  3. These articles are all about comments that the comic book and TV series creator, Robert Kirkman, made from San Diego Comic Con. This is the perfect resource to grab quotes and further research what the creator said (as long as you remember to link back to the article you found the quote in).
  4. These articles are news-based rather than opinion-focused. This again shows that there’s an angle to take that could easily compete with these other sources.

All of these things point to this being a good topic to pitch.

Method 2: Related Google searches

Another tactic you can use is the “Searches related to…” section at the bottom of your Google search page. This shows you other things related to the topic you searched that a lot of other people have Googled.

Let’s say you’re interested in writing about Enid from The Walking Dead. You type in “The Walking Dead enid” in Google, and at the bottom, you see these related searches:

Walking dead enid

There’s clear interest in Enid and Carl, so that gives you one angle to explore. But “enid walking dead spy” is a curious search, so follow that thread and see where it leads.

Clicking into the “enid walking dead spy” search query, and the related searches at the bottom of that page bring up some more interesting topics to explore:

Walking dead enid spy

Here you’ll find even more angles to take with Enid, including any proof that Enid is Negan’s daughter and what it might mean for the show, or taking a different approach and discussing fan theories about who Negan’s spy is. Repeat method 1 to check what the competition has written about this topic and go from there.

Method 3: Answer the public

No, we don’t mean you literally go out and answer the public! The website collects search queries from Google and Bing and separates them into the questions that people most frequently search for. Much of the results are more fact-based, like when does this thing air, where can I buy season 1, who plays this character, and so on. But you can also find some really interesting questions that can spark an idea or angle for your pitch.

Let’s say you’d like to write about the TV show Rick and Morty. Search the title, and see what you find.


This section may inspire you to discuss whether Rick and Morty can time travel.

ATP Which

Season 3 of the show had some new developments about Evil Morty, so you could use this as a jumping off point for exploring that angle.

ATP what

Right at the bottom of this query has a question “what Rick and Morty is really about.” This question implies that many people suspect that the show isn’t just about a grandfather and grandson adventuring through space and alternate worlds. So, how can you add your expertise to help people answer this question?

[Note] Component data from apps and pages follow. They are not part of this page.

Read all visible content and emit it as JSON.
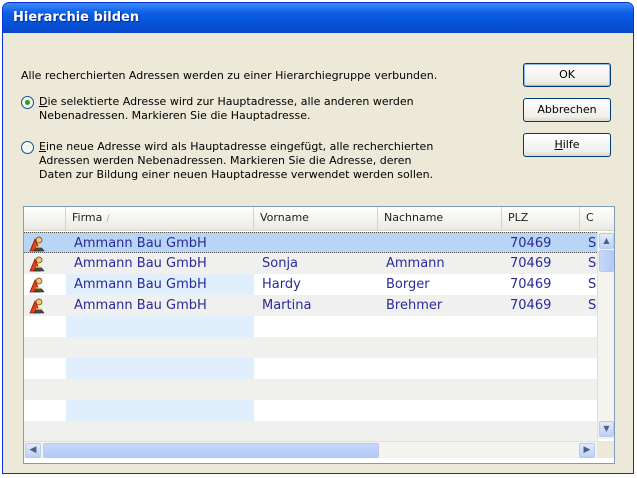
{
  "window": {
    "title": "Hierarchie bilden"
  },
  "message": "Alle recherchierten Adressen werden zu einer Hierarchiegruppe verbunden.",
  "options": [
    {
      "accel": "D",
      "rest_line1": "ie selektierte Adresse wird zur Hauptadresse, alle anderen werden",
      "line2": "Nebenadressen. Markieren Sie die Hauptadresse.",
      "line3": "",
      "checked": true
    },
    {
      "accel": "E",
      "rest_line1": "ine neue Adresse wird als Hauptadresse eingefügt, alle recherchierten",
      "line2": "Adressen werden Nebenadressen. Markieren Sie die Adresse, deren",
      "line3": "Daten zur Bildung einer neuen Hauptadresse verwendet werden sollen.",
      "checked": false
    }
  ],
  "buttons": {
    "ok": "OK",
    "cancel": "Abbrechen",
    "help": "Hilfe"
  },
  "table": {
    "columns": [
      "Firma",
      "Vorname",
      "Nachname",
      "PLZ",
      "C"
    ],
    "sort_indicator": "/",
    "rows": [
      {
        "firma": "Ammann Bau GmbH",
        "vorname": "",
        "nachname": "",
        "plz": "70469",
        "c": "S",
        "selected": true
      },
      {
        "firma": "Ammann Bau GmbH",
        "vorname": "Sonja",
        "nachname": "Ammann",
        "plz": "70469",
        "c": "S",
        "selected": false
      },
      {
        "firma": "Ammann Bau GmbH",
        "vorname": "Hardy",
        "nachname": "Borger",
        "plz": "70469",
        "c": "S",
        "selected": false
      },
      {
        "firma": "Ammann Bau GmbH",
        "vorname": "Martina",
        "nachname": "Brehmer",
        "plz": "70469",
        "c": "S",
        "selected": false
      }
    ],
    "row_icon": "address-person-icon",
    "empty_rows": 6
  },
  "colors": {
    "title_bar": "#0a5de6",
    "selection": "#b9d5f4",
    "cell_text": "#2a2a9a",
    "radio_dot": "#21a121"
  }
}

From this, you may consider researching further ideas about fan theories, a beginner’s guide to Rick and Morty, a more in-depth piece about what the show is actually exploring, or many others.

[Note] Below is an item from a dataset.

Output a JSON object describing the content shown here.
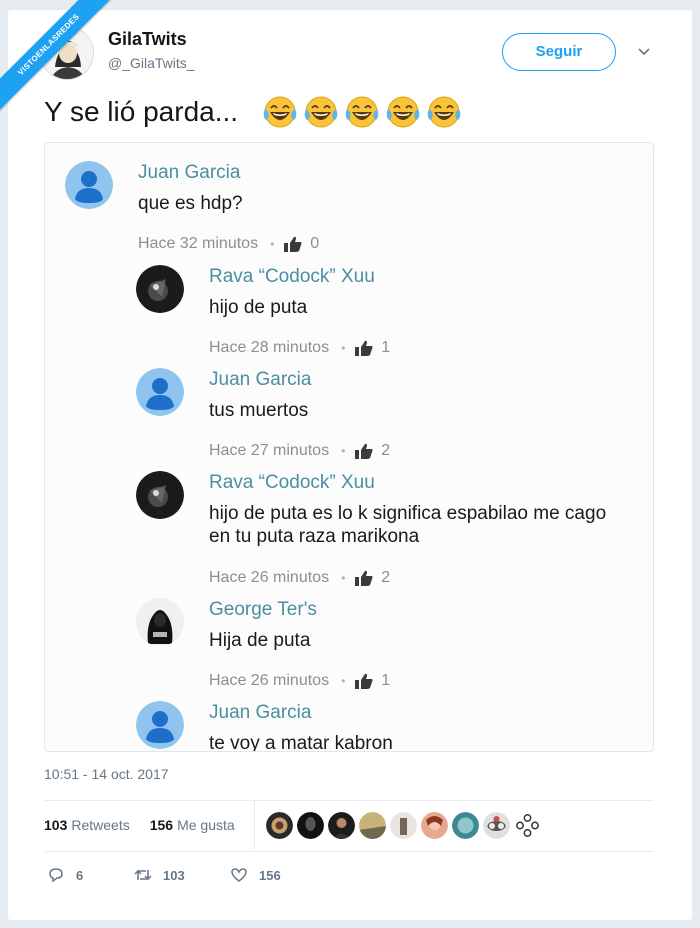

These questions are also great at assessing which characters are popular or interesting. If they weren’t interesting, no one would look them up! So consider why people are searching for these names and think about listicle ideas that may include these characters in some way. In this instance, you might consider “The Best Rick and Morty Characters Who Were Only in One Episode,” or “The Best Versions of Rick.”

Method 4: Discussions

It sounds fairly obvious, but if people are talking about a topic, that means it's probably interesting. If you find a lot of heated discussion on a topic, then there’s definitely something there you could use to take a side and pitch a topical idea with a strong point of view.

Reddit is a great resource for discovering weird fan theories, hot discussions, and interesting angles you can use as a jumping off point to create your own pitch.

It’s a bad idea to blatantly rip off another person’s idea, so don’t do that. Rather, take the topic or thread as a conversation starter. What’s making people angry about that topic and what can you say about it? Do you agree with the angry responses or is the anger an overreaction? Pick a side and consider how you’d convince people to join your side.